A fire hose coupling lock 1 is shown in detail in FIG. 3. Two opposing hinge flanges 5 are of sufficient distance apart to sit astride the friction knob 4 at the top of the collar 3 on the outlet side of the coupling 2. Holes 6 are aligned to correspond with a similar hole in the friction knob 4. A hinge pin 7 passes through one hinge flange 5, the friction knob 4, and the other hinge flange 5, thus maintaining a fixed horizontal and vertical relationship between them while allowing the fire hose coupling lock 1 to freely rotate around the hinge pin 7. A spanning bar 8 is of sufficient length to reach across the annular ridge established by the width of the couplings 2. A locking hood 9 extends down from the end of the spanning bar 8 a sufficient distance on both sides so as to frictionally engage the friction knob 4 on the top of the collar 3 on the inlet side of the coupling. The hood extends slightly beyond the end of the friction knob 4 and the collar 3 on the inlet side when the fire hose coupling lock 1 is engaged to enable easily lifting the locking hood 9 from friction knob 4 to allow disconnection of the coupling.

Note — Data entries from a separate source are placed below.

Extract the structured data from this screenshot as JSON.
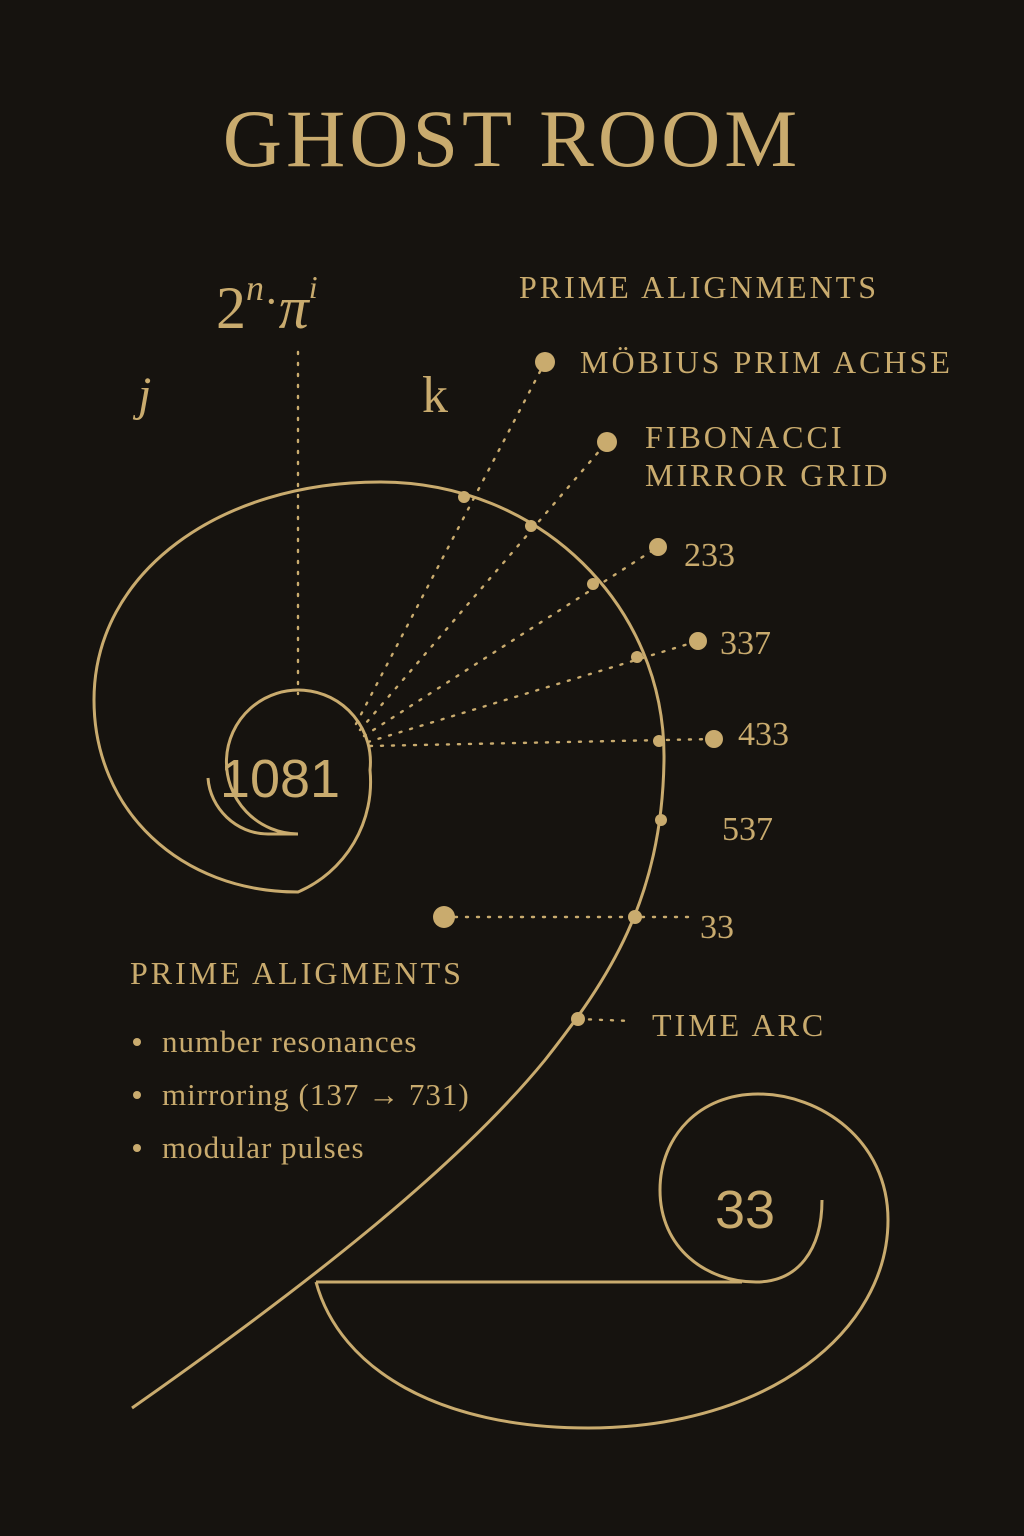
{
  "title": "GHOST ROOM",
  "formula": {
    "base": "2",
    "exp_n": "n",
    "dot": "·",
    "pi": "π",
    "exp_i": "i"
  },
  "axes": {
    "j": "j",
    "k": "k"
  },
  "center_value": "1081",
  "inner_value": "33",
  "right_header": "PRIME ALIGNMENTS",
  "labels": {
    "mobius": "MÖBIUS PRIM ACHSE",
    "fibonacci_line1": "FIBONACCI",
    "fibonacci_line2": "MIRROR GRID",
    "n233": "233",
    "n337": "337",
    "n433": "433",
    "n537": "537",
    "n33": "33",
    "time_arc": "TIME ARC"
  },
  "left_section": {
    "heading": "PRIME ALIGMENTS",
    "items": [
      "number resonances",
      "mirroring (137 → 731)",
      "modular pulses"
    ]
  },
  "colors": {
    "background": "#16130f",
    "gold": "#c9ab6e"
  }
}
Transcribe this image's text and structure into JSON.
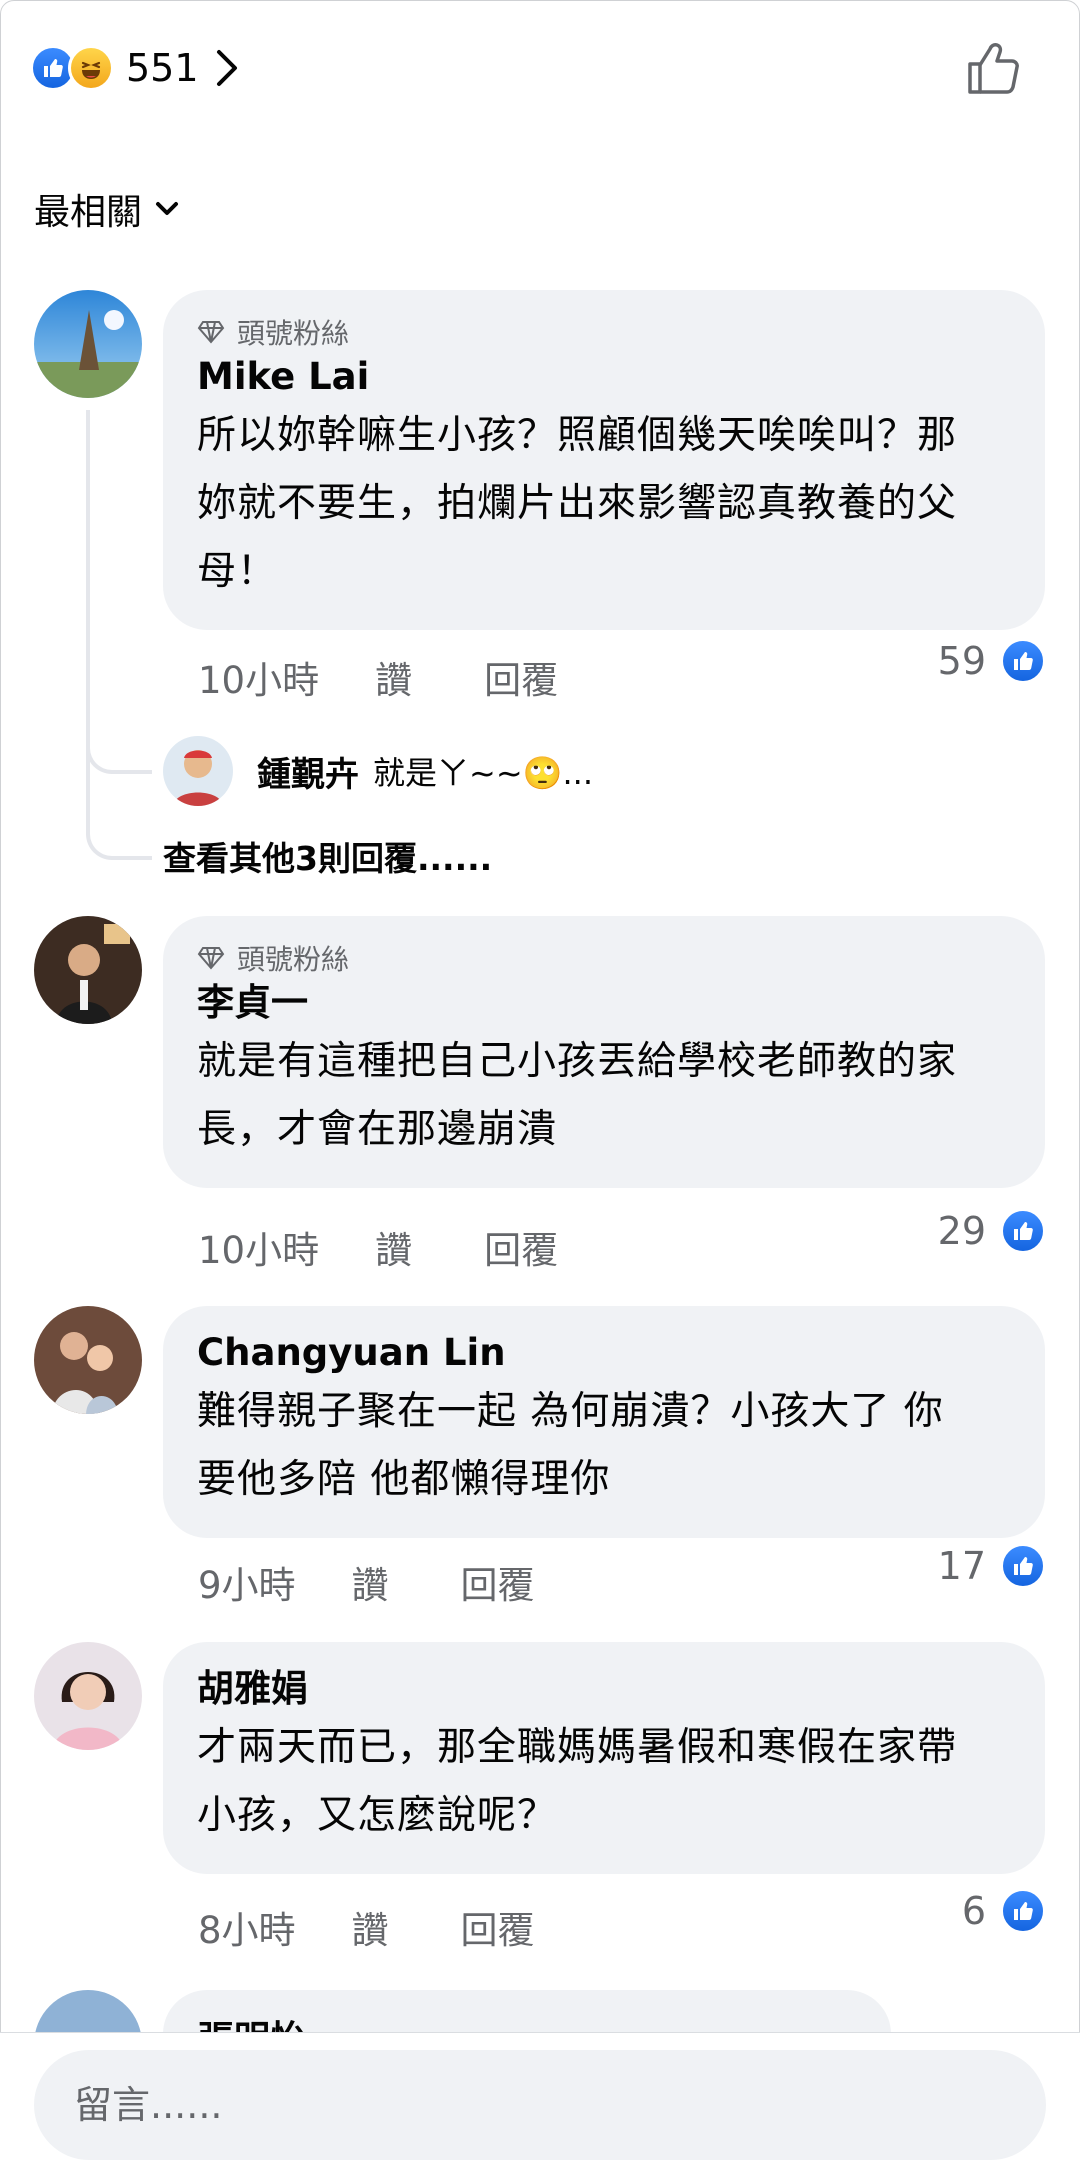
{
  "header": {
    "reaction_icons": [
      "like-reaction-icon",
      "haha-reaction-icon"
    ],
    "reaction_count": "551",
    "like_button_icon": "thumbs-up-outline-icon"
  },
  "sort": {
    "label": "最相關",
    "icon": "chevron-down-icon"
  },
  "comments": [
    {
      "badge": "頭號粉絲",
      "author": "Mike  Lai",
      "lines": [
        "所以妳幹嘛生小孩？照顧個幾天唉唉叫？那",
        "妳就不要生，拍爛片出來影響認真教養的父",
        "母！"
      ],
      "time": "10小時",
      "like_label": "讚",
      "reply_label": "回覆",
      "likes": "59",
      "reply_preview": {
        "author": "鍾覲卉",
        "text": "就是ㄚ~~🙄..."
      },
      "more_replies": "查看其他3則回覆......"
    },
    {
      "badge": "頭號粉絲",
      "author": "李貞一",
      "lines": [
        "就是有這種把自己小孩丟給學校老師教的家",
        "長，才會在那邊崩潰"
      ],
      "time": "10小時",
      "like_label": "讚",
      "reply_label": "回覆",
      "likes": "29"
    },
    {
      "author": "Changyuan Lin",
      "lines": [
        "難得親子聚在一起 為何崩潰？小孩大了 你",
        "要他多陪 他都懶得理你"
      ],
      "time": "9小時",
      "like_label": "讚",
      "reply_label": "回覆",
      "likes": "17"
    },
    {
      "author": "胡雅娟",
      "lines": [
        "才兩天而已，那全職媽媽暑假和寒假在家帶",
        "小孩，又怎麼說呢？"
      ],
      "time": "8小時",
      "like_label": "讚",
      "reply_label": "回覆",
      "likes": "6"
    }
  ],
  "partial_comment": {
    "author_fragment": "張明怡"
  },
  "composer": {
    "placeholder": "留言......"
  },
  "colors": {
    "bubble_bg": "#f0f2f5",
    "secondary_text": "#65676b",
    "like_blue": "#1877f2",
    "haha_yellow": "#f7b928"
  }
}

FIG. 2 depicts the fire hose coupling lock 1 in the unlocked position, having rotated 90 degrees on the hinge pin 7 so that the spanning bar 8 is perpendicular to the direction of flow 11, the locking hood 9 is displaced from the inlet collar 3 and friction knob 4, and the whole fire hose coupling lock 1 is out of the way to allow unencumbered separation of the coupling faces 2.

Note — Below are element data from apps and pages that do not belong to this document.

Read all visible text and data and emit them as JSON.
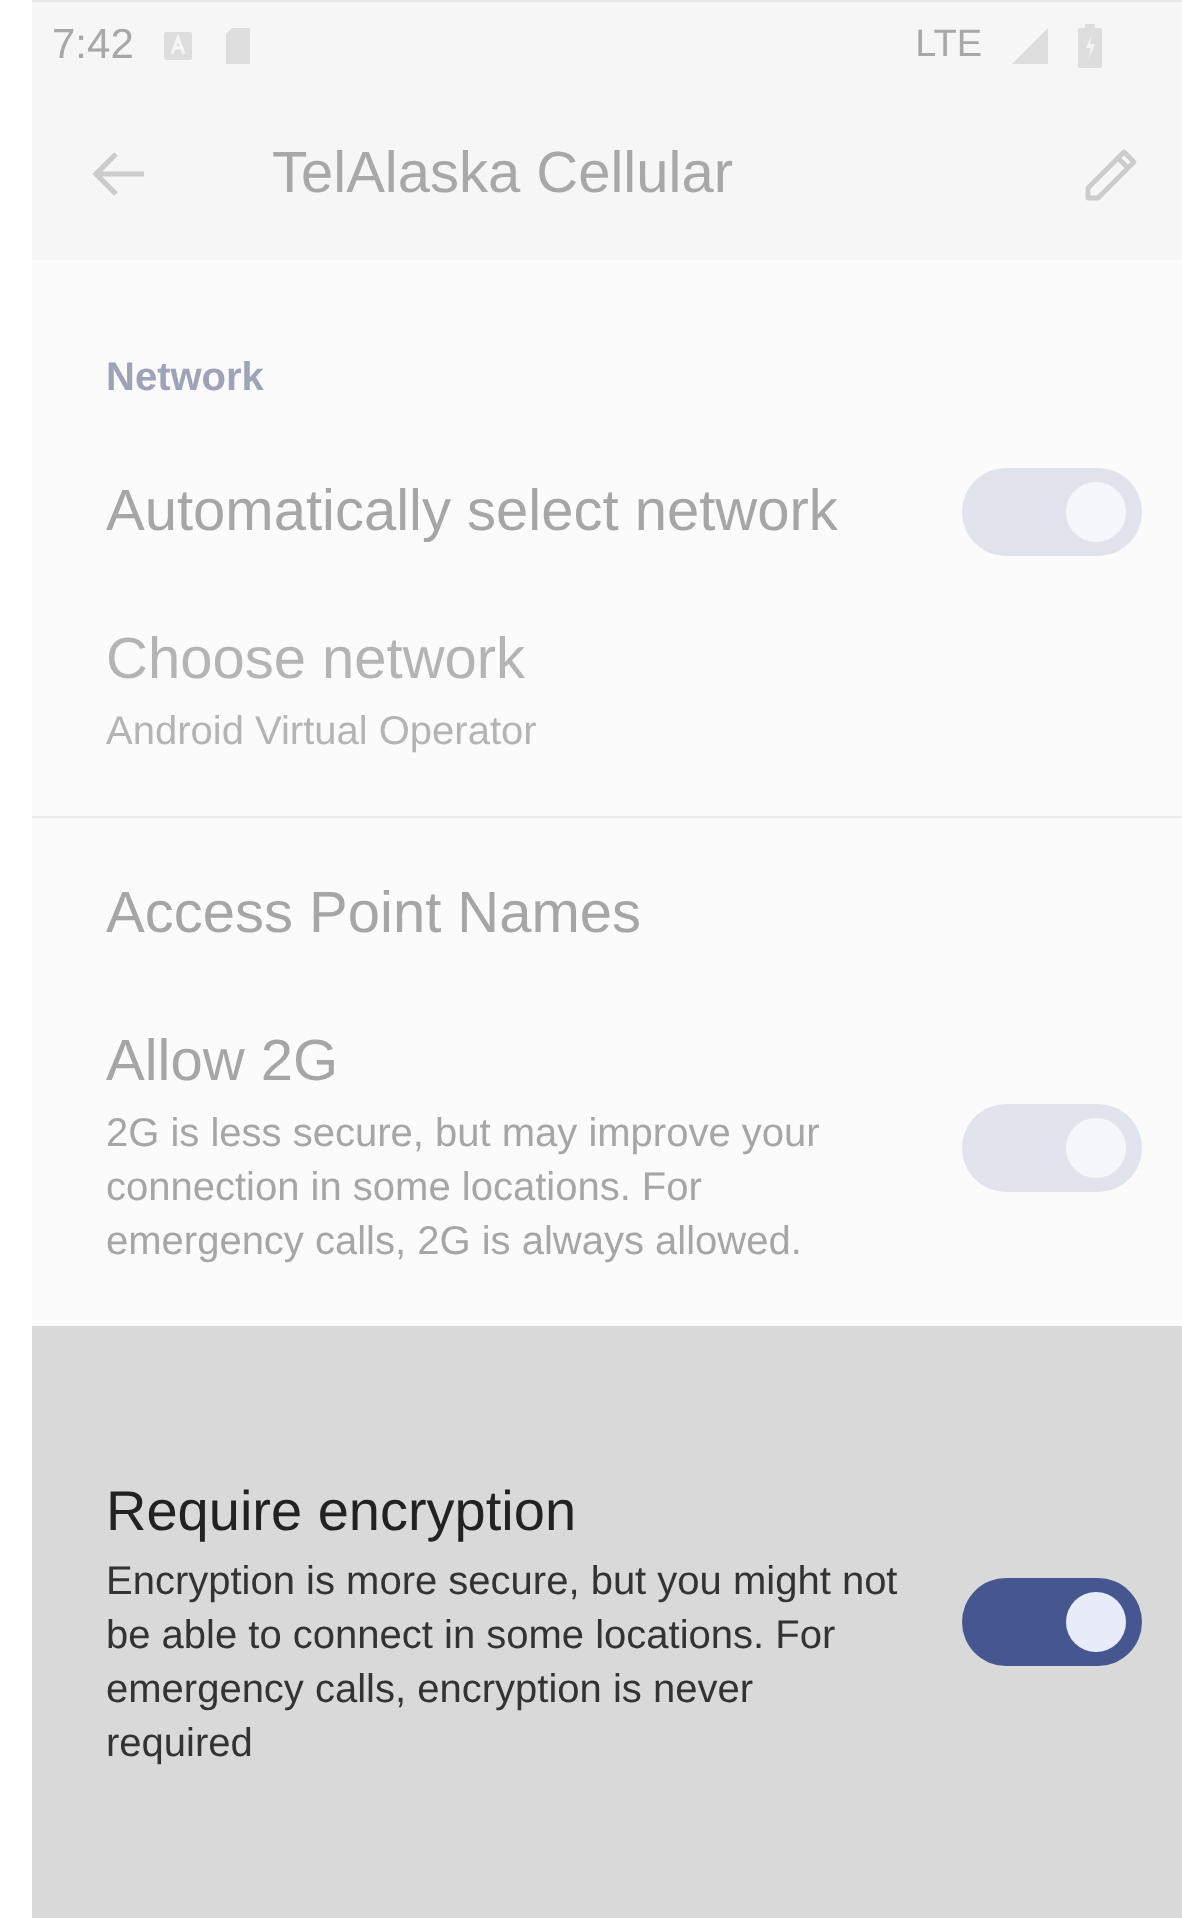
{
  "status_bar": {
    "time": "7:42",
    "network": "LTE"
  },
  "toolbar": {
    "title": "TelAlaska Cellular"
  },
  "section": {
    "title": "Network"
  },
  "settings": [
    {
      "kind": "switch",
      "title": "Automatically select network",
      "on": true,
      "disabled": false,
      "highlighted": false
    },
    {
      "kind": "text",
      "title": "Choose network",
      "summary": "Android Virtual Operator",
      "disabled": true,
      "highlighted": false
    },
    {
      "kind": "divider"
    },
    {
      "kind": "text",
      "title": "Access Point Names",
      "disabled": false,
      "highlighted": false
    },
    {
      "kind": "switch",
      "title": "Allow 2G",
      "summary": "2G is less secure, but may improve your connection in some locations. For emergency calls, 2G is always allowed.",
      "on": true,
      "disabled": false,
      "highlighted": false
    },
    {
      "kind": "switch",
      "title": "Require encryption",
      "summary": "Encryption is more secure, but you might not be able to connect in some locations. For emergency calls, encryption is never required",
      "on": true,
      "disabled": false,
      "highlighted": true
    }
  ]
}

FIG. 3 depicts the fire hose coupling lock 1 with an alternative locking hood 9 having an open end for ease of manufacture.
FIG. 1 shows the locking device of the invention installed on the inlet side of a pumper truck fiting. In such a location, there is no problem with hose end-to-end orientation. The lock will engage any identical coupling face. Where there are no regular wrench lugs on the coupling collars to engage, installation of the device may require mounting a pivoting lug on a stationary device and an engagement lug on hose likely to be connected to the stationary equipment. In some cases, it is preferred to construct the bar 8 and engagement element 9 of a resilient material, such as spring steel, to frictionally engage the opposite outer perpendicular face of the annular ring established by the two coupling faces 2. In some installations, in the absence of lugs 4, a slot is cut into the opposite coupling outer face. The slot receives element 9. In each case, the hood or engagement element 9 engages the opposite coupling with sufficient force to hold the two coupling faces 2 together in longitudinal alignment to resist and prevent accidental rotational forces from twisting one coupling face relative to the other. The coupling device may be used to secure hose to hose connectors also. In such cases, a coupling lock at each end of the hose sections is necessary to preserve absolute unisex compatibility.

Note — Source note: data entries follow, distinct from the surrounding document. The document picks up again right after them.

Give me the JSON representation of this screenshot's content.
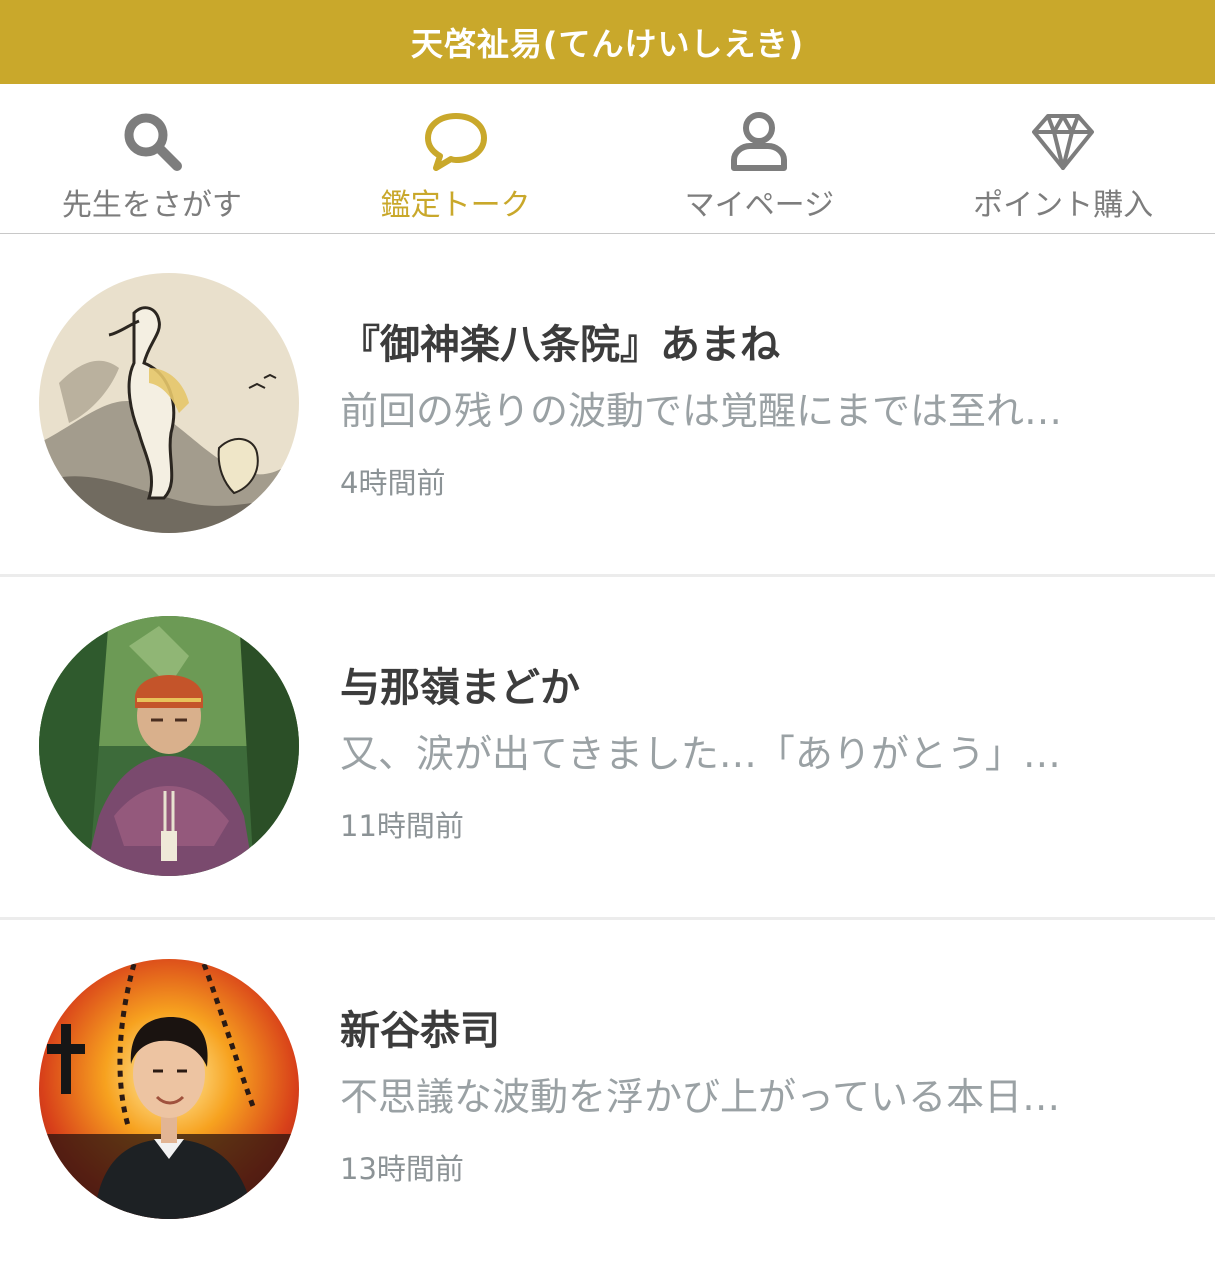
{
  "header": {
    "title": "天啓祉易(てんけいしえき)"
  },
  "nav": {
    "items": [
      {
        "label": "先生をさがす",
        "icon": "search-icon",
        "active": false
      },
      {
        "label": "鑑定トーク",
        "icon": "chat-bubble-icon",
        "active": true
      },
      {
        "label": "マイページ",
        "icon": "user-icon",
        "active": false
      },
      {
        "label": "ポイント購入",
        "icon": "diamond-icon",
        "active": false
      }
    ]
  },
  "conversations": [
    {
      "name": "『御神楽八条院』あまね",
      "preview": "前回の残りの波動では覚醒にまでは至れ…",
      "time": "4時間前"
    },
    {
      "name": "与那嶺まどか",
      "preview": "又、涙が出てきました…「ありがとう」…",
      "time": "11時間前"
    },
    {
      "name": "新谷恭司",
      "preview": "不思議な波動を浮かび上がっている本日…",
      "time": "13時間前"
    }
  ],
  "colors": {
    "accent": "#c9a82b",
    "nav_inactive": "#7d7d7d",
    "name_text": "#3c3c3c",
    "preview_text": "#9aa1a4",
    "divider": "#ececec"
  }
}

Although the invention has been described with reference to preferred embodiments, it will be appreciated by those skilled in the art that additions, deletions, modifications, substitutions, and other changes not specifically described may be made which will fall within the purview of the appended claims.